● **What is required**: List, from the lines below, each one with "Library" in it.

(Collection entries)
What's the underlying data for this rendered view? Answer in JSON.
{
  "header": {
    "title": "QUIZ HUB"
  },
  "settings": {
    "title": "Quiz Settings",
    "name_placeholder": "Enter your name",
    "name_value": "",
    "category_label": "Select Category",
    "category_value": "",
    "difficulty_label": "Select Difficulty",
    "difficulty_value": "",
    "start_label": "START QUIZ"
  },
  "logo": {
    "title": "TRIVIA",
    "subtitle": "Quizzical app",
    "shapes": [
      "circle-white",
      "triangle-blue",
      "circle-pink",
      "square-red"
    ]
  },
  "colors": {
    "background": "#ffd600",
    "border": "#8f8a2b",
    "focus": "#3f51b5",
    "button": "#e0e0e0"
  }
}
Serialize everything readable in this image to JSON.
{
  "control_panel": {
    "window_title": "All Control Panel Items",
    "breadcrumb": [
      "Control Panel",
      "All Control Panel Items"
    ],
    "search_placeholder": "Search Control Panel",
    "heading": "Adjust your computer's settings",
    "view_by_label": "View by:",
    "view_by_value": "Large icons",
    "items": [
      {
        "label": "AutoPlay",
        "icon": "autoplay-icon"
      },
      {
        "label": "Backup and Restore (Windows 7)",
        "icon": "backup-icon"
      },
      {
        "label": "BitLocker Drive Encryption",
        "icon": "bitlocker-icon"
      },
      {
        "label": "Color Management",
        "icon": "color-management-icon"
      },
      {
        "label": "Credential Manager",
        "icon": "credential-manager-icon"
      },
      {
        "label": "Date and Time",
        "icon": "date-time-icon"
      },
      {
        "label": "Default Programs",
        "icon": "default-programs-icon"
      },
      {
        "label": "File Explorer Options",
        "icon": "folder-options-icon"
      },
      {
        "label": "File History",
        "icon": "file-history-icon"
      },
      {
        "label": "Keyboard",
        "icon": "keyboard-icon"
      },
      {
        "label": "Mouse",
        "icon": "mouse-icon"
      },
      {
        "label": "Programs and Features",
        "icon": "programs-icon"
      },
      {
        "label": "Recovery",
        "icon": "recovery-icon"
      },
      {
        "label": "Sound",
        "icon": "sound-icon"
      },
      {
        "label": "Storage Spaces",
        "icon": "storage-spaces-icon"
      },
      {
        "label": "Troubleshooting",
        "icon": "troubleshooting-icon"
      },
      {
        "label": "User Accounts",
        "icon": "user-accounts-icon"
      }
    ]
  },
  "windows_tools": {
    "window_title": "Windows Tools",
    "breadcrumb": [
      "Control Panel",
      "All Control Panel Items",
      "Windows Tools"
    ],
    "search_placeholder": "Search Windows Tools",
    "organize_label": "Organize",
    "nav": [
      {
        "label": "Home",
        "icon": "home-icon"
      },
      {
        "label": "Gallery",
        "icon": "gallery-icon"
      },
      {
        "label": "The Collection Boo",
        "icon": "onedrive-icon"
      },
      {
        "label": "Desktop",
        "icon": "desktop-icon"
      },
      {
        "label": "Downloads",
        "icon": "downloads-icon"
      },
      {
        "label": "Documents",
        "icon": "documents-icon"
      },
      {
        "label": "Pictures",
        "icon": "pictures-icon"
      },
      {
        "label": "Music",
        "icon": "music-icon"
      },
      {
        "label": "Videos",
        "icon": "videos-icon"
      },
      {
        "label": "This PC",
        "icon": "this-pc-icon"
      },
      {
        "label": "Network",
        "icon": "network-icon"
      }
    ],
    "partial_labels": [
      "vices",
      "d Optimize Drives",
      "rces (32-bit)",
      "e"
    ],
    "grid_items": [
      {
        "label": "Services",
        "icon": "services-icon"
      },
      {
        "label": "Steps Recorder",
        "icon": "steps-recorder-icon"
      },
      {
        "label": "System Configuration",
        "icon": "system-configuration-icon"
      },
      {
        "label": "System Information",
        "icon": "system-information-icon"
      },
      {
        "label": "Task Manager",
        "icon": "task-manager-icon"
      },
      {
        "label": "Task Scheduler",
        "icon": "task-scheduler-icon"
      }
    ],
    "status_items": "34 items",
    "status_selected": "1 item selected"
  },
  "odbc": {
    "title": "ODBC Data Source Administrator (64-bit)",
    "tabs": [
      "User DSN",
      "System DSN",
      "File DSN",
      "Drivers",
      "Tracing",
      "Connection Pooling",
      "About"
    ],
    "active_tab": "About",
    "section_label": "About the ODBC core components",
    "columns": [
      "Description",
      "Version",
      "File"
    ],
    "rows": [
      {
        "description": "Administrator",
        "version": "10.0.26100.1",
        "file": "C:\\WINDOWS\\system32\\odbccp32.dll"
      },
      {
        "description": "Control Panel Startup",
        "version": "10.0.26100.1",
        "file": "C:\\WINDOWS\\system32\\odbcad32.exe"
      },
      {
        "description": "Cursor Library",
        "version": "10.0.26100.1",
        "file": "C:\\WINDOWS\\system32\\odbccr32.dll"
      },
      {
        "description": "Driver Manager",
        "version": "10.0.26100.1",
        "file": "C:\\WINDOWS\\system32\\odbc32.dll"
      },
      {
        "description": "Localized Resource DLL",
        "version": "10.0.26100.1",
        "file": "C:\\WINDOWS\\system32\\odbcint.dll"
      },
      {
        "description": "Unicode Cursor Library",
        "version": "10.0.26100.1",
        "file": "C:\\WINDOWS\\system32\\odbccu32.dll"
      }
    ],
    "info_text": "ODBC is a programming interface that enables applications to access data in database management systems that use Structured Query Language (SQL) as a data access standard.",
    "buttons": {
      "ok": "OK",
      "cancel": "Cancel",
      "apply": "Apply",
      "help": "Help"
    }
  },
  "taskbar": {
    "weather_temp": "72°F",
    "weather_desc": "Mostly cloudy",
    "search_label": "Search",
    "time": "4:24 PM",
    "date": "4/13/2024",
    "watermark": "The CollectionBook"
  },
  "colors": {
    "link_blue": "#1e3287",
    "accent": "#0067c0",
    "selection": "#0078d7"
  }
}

● **Solution below**:
        "description": "Cursor Library",
        "description": "Unicode Cursor Library",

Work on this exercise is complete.